At the end of each March Madness NCAA Basketball tourney, there is a powerful tradition called “One Shining Moment” where the unbelievable plays, dramatic storylines, and tournament surprises are combined into a video recap to the delight of college basketball fans everywhere. The video montage captures the thrill of victory and the agony of defeat, the elation of victorious teams and other players who are experiencing shock and disbelief. In 2020, “One Shining Moment” never took place, as the NCAA tourney was canceled as the reality of the pandemic set in.
Imagine if we made “One Shining Moment” videos at the end of every year regarding real life stories. Would 2020 be composed of mostly lowlights and memories we would rather forget? If you church made a highlight video, would you say that it would be full of “Shining Moments” or “sour remembrances?”
While most of us hope for a better 2021, how should churches learn from last year? What lessons should those in church leadership learn about the way we “do church” over the past year? There are two distinct lessons about healthy churches and ministry leadership that we can learn from the difficulty of 2020.
Lesson #1 – Healthy Churches must prioritize the personal ministry of the word, not just the public preaching of the word.
Churches whose main teaching venues were from the platform often struggled to connect with and impact their people in 2020. While online services and zoom calls served as a replacement to some degree, many churches lost track of their congregations because they had always relied on church attendance to weekend services as their connecting point.
Many pastors were just plain worn out by the end of the year. Between learning a new way to minister, weighing safety issues week after week, and calming those seemingly angry at a changing culture around them, many pastors began considering their future calling as a pastor. Adding more personal meetings to their calendar to disciple those who were struggling seemed like an impossible task.

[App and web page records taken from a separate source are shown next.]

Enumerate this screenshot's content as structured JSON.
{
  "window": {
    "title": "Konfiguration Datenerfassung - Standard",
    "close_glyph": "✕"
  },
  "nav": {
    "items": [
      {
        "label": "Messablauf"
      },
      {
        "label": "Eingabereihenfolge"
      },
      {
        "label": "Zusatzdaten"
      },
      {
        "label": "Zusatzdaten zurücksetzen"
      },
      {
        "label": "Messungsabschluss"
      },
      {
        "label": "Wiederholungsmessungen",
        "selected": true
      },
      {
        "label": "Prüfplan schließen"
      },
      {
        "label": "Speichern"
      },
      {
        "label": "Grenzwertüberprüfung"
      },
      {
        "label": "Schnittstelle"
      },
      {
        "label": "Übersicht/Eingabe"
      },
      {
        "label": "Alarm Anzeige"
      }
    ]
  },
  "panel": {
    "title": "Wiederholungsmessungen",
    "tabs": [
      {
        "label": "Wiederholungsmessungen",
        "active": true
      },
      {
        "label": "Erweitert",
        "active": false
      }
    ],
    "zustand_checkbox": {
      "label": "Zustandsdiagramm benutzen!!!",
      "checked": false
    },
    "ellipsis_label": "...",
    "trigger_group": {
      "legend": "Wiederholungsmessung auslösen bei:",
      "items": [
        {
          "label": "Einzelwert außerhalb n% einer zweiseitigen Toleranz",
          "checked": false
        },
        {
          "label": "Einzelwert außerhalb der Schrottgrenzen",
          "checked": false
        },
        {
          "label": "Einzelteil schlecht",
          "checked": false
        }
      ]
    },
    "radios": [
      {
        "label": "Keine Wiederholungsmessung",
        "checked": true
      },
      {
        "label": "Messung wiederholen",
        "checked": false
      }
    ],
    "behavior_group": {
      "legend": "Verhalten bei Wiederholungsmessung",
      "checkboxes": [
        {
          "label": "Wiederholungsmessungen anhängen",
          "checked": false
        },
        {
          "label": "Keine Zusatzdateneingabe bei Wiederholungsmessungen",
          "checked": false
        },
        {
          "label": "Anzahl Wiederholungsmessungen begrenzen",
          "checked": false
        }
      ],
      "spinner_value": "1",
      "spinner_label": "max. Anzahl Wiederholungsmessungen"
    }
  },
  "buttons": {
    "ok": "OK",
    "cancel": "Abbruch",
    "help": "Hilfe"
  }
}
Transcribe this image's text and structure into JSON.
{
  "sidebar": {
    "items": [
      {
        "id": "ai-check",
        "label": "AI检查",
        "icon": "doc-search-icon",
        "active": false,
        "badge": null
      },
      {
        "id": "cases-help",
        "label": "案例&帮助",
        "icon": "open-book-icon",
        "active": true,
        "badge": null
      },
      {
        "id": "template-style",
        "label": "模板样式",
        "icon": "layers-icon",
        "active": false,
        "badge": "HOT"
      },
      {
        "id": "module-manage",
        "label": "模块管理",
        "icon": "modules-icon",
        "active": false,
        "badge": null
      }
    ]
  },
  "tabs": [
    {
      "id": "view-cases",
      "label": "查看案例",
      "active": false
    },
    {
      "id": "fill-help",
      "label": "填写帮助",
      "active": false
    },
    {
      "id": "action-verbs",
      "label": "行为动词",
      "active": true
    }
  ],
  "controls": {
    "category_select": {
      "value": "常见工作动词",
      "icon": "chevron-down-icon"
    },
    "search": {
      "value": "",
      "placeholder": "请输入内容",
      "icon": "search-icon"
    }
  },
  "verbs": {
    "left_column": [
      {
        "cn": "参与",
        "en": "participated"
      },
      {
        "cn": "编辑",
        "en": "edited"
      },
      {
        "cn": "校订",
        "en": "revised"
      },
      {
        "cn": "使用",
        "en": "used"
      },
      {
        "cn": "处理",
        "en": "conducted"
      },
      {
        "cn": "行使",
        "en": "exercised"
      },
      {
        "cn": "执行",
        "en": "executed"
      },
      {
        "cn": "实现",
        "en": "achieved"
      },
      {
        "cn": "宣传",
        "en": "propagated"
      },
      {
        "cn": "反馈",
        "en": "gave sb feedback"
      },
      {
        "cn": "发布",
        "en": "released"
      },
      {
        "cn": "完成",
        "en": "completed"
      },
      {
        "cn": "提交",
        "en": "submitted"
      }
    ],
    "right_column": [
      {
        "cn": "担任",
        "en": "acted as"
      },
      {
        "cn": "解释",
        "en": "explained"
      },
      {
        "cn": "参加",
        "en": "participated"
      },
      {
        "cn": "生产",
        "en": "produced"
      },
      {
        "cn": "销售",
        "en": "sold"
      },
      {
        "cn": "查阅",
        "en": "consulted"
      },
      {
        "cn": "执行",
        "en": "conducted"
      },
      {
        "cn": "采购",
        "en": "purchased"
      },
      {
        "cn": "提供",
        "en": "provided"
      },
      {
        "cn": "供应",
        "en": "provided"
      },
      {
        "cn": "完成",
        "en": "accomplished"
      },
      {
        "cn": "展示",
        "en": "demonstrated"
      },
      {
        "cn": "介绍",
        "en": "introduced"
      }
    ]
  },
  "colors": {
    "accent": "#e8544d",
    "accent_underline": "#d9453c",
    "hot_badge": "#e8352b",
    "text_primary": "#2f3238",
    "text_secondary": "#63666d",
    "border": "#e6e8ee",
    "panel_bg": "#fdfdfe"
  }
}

Unless churches had already been equipping their leaders to serve one another in personal ways, the needs quickly outpaced the ability to care for them. Sadly, many churches have no intentional equipping strategy to develop disciple-makers, and too many churches rely upon church staff to handle the bulk of the congregational needs.
Choosing to the prioritize the personal ministry of the Word will require churches to equip disciple-makers. As a counseling center, it is one of our greatest privileges to help churches develop a disciple-making strategy that equips more leaders to effectively carry more burdens.
Lesson #2 – Healthy Churches must prioritize the personal equipping of their flock, not just rely on staff to do the work of the ministry.
Many church leaders don’t know how to walk with the dying, address ongoing political division, talk about racial divides, or comfort the brokenhearted. Many churches have spent little to no time equipping their leaders to provide care and conversational discipleship. When addictions flared and marriages soured, churches should have been able to bring support and correction. Many churches weren’t ready and gathering large groups for teaching was no longer an option.
Jesus modeled for us a sacrificial and personal care for the hurting. He also modeled for us an intentional equipping strategy that shared his ministry with his disciples. In sharing the ministry, he grew his disciple’s faith and helped a hurting world receive the good news that was found in Christ alone.
While recent decades of church growth sought to impress their local communities with grand facilities and large gatherings, the decades ahead may prefer smaller, more intimate gatherings. More than ever, people are taking up roots in smaller communities looking for real connections, and the allure of bigger and better doesn’t seem so great after all. Churches that are going to be effective will know how to have personal conversations that give insightful answers to increasingly complex questions.
We often define the success of a biblical counselor as “having the conversation that Jesus would want us to have.” Our desire is that the methods, message, and motives of Jesus would be faithfully delivered to a hurting world to give them hope and help to follow Jesus more joyfully and faithfully.
Don’t miss this moment – God uses the difficult to make us uncomfortable, both individually and as local church families. We are surrounded by a world of opportunity, and a world of hurting individuals who crave normalcy.
Is your church equipping people for the ministry opportunities ahead? Let’s not get back to normal and miss the mark for effective ministry moving forward.